Admittedly, my terrain of preference is typically a bit more rocky and rutted than perhaps the smooth, packed gravel roads that the tire was intended for. That being said, I don’t recall subjecting the tires to any sections of trail that presented any serious risk of sidewall damage, and as you can see in the photo, the sealant and air leaks aren’t just in one spot. I believe the premature wearing of the sidewall was a result of running too-low pressure for such a thin tire. Perhaps the “looser weave” that Heine mentioned contributes to this premature seepage as well. These tires are probably best served above the 40 psi mark to maximize durability, but for anyone purchasing these tires, using high pressure just to get a longer lasting tire seems to defeat the purpose of the purchase. Regardless, at 40psi or higher, the Stan’s Iron Cross rims would not make the safest pairing. They do still work just fine with inner tubes though.

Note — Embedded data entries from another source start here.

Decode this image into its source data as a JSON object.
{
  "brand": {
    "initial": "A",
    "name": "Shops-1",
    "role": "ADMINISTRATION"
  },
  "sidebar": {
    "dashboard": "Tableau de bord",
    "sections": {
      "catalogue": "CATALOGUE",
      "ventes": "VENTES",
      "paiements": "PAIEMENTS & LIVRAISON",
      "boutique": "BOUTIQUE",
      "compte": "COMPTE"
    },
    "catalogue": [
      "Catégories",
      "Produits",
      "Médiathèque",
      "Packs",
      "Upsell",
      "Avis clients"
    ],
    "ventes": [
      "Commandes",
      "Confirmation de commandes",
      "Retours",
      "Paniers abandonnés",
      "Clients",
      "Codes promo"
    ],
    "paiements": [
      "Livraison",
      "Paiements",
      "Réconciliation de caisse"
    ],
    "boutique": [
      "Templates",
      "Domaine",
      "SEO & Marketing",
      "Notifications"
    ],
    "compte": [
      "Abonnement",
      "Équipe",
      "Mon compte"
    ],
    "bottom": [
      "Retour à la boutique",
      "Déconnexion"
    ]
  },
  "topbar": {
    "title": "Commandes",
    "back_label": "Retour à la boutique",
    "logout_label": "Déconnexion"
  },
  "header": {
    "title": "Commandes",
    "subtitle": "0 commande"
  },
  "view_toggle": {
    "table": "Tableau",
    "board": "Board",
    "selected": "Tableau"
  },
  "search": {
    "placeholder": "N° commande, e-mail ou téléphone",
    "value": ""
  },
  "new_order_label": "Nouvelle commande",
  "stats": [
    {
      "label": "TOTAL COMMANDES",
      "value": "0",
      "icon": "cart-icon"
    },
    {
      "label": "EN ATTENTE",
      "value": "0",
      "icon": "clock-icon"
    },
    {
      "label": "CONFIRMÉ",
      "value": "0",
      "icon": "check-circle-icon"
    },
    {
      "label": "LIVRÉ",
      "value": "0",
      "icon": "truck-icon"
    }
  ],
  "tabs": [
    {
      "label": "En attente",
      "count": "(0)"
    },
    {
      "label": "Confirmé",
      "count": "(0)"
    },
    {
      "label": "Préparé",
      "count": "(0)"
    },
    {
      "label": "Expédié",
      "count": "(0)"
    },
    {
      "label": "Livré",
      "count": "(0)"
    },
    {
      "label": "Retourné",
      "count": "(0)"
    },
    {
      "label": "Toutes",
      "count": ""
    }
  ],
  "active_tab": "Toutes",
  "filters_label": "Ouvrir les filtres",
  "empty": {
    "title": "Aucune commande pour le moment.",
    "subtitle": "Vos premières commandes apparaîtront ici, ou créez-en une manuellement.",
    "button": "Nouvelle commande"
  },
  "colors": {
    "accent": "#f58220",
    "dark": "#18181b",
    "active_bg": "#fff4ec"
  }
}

Compass has produced a tire that is both amazingly supple and surprisingly grippy, and while the tires are a joy to ride, their durability will raise concerns for riders who like to run lower pressures or in rougher gravel. That being said, these are labeled Extralight, and there’s always a price to be paid for being a weight weenie. In this case, it’s $76 and longevity.
Compass offers the same tire with a thicker Standard casing, for less money. I’d be curious to see if the Standard tires can come close to the stellar ride quality of the Extralight while delivering the longevity that I look for in a tire. Stay tuned.
Update: Compass Cycles has not encountered any such sidewall issues before on the Bon Jon Pass Extralight tubeless tires, and has advised us on switching from Stan’s sealant to Orange Seal and riding at higher pressures to avoid “crushing” the sidewall. The company also wants to inspect the tire (after we retest it with new sealant) to investigate this issue. We’ll be testing a set of Bon Jon Pass with Standard casing, and will be trying a fresh set of Extralights to see if our sidewall issue was an isolated incident. Stay tuned.
Compass Bon Jon Pass 700×35 Extralight Tire Specs:
Options: Standard or Extralight casing
Weight: Claimed: Standard: 355 grams, Extralight: 303 grams. Actual: 291 & 307 grams (Extralight)
Width: 35mm claimed, 37.18mm measured (21mm internal width rim, at 30 psi)
Max pressure: 90 psi (with a tube)
Bead: Folding, tubeless compatible, Aramid
Casing: Polyester, 120 tpi, 360 tpi Continental equivalent
Country of Origin: Japan
Price: Standard $57 USD, Extralight $76 USD
More info: compasscycle.com